ROCHESTER, N.Y. (WROC) — A new Rochester study has found that the labeling on baby formula packages can be misleading about lactose.

The study, conducted by the University of Rochester Medical Center (URMC), examined national purchasing data of more than 1.65 billion liters of powder formula, encompassing all major big box stores which sold the food between 2017 and 2019.

The findings show 59 percent of all formula was “lactose-reduced,” meaning the formulas included substitution carbohydrates such as corn syrup or table sugar. It also found more infants and young children are consuming a hypoallergenic formula than is medically necessary.

Dr. Bridget Young is an assistant professor in the Division of Breastfeeding and Lactation at URMC, and said that the only way to know if the formula is lactose-reduced is by inspecting the ingredients.

“Currently, the only way to know that your baby is consuming a lactose-reduced formula is to flip over the can and look at list of ingredients and find an alternative carbohydrate listed there, like corn syrup, corn syrup solids, brown rice syrup, and you have to know that that means there’s less lactose,” Dr. Young said. “That seems really like a lot of work to us. These kinds of really important things should be on the front of the can — easy for parents to decide, easy for pediatricians to know the difference — and that’s one of the things we’re hoping to change.”

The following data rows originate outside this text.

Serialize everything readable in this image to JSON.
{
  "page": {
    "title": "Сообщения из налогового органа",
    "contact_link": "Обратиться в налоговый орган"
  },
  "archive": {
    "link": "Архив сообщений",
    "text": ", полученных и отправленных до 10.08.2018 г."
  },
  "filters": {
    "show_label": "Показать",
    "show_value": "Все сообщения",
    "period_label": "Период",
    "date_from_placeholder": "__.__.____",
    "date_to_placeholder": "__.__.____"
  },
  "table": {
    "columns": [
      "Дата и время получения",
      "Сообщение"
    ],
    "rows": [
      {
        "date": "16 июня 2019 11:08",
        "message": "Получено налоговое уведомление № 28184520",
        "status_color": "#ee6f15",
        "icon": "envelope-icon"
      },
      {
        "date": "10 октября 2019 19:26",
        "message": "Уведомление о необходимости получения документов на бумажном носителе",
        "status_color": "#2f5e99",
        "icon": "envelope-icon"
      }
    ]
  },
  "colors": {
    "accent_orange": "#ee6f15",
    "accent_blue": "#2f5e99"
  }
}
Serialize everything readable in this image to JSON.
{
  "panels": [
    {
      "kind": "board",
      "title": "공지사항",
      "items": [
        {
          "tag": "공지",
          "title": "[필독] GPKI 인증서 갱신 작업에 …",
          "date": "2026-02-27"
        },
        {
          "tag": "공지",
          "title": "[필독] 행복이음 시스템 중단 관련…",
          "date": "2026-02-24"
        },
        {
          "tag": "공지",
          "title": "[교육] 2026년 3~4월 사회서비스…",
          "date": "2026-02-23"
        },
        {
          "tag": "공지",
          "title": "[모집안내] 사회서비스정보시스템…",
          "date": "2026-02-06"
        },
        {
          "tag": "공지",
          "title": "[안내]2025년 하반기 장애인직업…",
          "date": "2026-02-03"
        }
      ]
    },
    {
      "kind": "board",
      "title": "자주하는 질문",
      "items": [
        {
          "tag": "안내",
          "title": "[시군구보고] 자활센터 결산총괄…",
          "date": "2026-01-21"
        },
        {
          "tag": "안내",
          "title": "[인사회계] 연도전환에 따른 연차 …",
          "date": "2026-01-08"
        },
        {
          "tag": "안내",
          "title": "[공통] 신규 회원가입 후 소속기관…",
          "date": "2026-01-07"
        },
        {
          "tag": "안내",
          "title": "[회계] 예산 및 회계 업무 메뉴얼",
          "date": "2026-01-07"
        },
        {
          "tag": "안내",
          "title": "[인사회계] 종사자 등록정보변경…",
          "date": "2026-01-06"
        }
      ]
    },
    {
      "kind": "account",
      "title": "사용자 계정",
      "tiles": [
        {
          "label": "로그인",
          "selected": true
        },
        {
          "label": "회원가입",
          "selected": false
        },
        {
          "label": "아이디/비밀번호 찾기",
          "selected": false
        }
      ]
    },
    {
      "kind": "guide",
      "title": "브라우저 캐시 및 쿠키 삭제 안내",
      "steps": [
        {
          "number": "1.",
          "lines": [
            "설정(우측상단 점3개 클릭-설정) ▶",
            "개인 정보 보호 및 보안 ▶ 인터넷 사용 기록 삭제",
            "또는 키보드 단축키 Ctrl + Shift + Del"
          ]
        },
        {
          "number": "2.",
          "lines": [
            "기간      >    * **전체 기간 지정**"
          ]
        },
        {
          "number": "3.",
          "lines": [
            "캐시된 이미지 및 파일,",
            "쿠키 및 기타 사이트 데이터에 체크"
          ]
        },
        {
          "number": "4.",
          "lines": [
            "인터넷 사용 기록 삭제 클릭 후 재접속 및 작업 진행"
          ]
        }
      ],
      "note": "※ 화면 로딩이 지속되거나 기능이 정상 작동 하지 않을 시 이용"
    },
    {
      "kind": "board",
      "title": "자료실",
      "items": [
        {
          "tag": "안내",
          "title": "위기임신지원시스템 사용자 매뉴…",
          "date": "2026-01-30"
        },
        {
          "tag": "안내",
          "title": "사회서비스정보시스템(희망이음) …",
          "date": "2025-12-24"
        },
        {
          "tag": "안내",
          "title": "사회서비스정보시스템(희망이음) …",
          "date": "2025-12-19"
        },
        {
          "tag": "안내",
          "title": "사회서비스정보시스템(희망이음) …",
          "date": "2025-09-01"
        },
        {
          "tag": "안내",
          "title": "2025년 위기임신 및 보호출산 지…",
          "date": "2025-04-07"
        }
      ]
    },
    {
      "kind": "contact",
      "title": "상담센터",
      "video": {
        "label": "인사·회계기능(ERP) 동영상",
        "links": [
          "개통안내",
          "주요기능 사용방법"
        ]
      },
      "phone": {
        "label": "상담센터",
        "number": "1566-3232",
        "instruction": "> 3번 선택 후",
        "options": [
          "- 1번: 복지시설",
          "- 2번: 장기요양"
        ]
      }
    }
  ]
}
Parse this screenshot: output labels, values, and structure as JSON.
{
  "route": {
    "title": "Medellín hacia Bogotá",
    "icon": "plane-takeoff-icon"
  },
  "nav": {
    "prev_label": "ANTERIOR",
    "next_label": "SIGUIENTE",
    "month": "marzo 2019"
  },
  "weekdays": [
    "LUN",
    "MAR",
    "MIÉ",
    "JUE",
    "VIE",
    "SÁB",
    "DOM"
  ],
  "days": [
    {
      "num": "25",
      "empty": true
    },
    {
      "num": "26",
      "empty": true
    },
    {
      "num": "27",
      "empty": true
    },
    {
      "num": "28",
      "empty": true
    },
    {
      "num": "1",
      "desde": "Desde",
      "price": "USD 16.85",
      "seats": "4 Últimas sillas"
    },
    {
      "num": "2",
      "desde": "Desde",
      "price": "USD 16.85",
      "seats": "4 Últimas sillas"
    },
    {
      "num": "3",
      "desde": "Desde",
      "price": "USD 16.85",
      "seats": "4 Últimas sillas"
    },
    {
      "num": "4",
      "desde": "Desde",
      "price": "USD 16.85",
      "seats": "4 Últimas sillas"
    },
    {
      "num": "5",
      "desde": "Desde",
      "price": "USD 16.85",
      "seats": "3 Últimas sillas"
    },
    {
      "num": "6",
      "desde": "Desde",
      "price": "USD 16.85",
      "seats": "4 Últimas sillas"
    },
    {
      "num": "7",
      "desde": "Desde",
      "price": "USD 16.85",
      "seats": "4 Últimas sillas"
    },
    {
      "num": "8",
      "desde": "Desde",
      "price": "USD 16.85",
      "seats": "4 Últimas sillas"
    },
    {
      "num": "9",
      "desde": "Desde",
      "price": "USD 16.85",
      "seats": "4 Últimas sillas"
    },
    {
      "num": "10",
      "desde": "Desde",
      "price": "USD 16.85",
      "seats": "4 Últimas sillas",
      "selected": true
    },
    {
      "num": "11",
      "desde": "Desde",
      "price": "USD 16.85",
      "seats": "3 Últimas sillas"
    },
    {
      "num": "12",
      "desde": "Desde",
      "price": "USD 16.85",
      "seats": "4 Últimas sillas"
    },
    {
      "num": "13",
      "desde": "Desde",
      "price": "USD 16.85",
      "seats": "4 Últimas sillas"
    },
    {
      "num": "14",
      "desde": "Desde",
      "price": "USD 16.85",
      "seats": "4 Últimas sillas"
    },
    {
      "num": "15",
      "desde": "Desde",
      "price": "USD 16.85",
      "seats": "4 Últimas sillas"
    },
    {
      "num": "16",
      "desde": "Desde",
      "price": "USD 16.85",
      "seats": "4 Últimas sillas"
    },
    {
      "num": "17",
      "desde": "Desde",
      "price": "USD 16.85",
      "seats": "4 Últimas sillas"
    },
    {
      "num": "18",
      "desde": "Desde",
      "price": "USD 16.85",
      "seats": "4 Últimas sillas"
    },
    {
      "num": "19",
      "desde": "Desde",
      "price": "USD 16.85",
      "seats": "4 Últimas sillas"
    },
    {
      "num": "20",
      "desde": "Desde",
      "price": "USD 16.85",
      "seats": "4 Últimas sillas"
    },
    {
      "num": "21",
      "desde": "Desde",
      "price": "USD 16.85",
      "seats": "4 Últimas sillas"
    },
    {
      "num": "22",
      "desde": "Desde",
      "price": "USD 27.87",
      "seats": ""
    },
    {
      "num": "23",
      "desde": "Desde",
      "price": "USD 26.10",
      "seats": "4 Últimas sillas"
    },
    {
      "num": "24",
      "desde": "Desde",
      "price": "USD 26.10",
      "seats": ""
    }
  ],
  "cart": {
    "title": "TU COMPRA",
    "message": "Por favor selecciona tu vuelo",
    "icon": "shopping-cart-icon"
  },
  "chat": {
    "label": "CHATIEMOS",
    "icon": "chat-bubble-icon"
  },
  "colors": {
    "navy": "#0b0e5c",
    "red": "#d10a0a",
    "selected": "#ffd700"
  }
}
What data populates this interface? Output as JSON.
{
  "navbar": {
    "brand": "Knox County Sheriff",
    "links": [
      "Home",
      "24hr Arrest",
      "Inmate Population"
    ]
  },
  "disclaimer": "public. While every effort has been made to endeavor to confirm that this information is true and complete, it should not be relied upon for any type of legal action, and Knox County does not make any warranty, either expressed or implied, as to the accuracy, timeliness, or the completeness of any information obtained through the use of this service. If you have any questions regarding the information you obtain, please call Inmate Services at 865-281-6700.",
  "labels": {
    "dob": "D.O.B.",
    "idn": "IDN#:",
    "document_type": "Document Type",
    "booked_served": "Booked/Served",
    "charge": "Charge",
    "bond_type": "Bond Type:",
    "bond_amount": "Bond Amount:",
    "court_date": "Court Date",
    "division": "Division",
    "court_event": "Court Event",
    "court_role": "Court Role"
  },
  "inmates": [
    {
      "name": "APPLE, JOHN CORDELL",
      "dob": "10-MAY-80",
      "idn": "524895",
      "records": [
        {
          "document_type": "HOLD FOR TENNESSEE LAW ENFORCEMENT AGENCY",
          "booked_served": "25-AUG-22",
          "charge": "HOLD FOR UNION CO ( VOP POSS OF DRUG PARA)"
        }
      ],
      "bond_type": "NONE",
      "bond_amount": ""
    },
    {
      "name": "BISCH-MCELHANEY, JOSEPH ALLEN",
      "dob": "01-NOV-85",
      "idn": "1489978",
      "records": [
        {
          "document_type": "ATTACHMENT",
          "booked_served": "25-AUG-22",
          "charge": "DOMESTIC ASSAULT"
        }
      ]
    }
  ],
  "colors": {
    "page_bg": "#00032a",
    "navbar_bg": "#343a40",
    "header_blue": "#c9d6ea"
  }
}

Dr. Young emphasizes the contents inside formula are safe for babies. She added that the FDA regulations regarding baby formula have not been updated since the 1980s.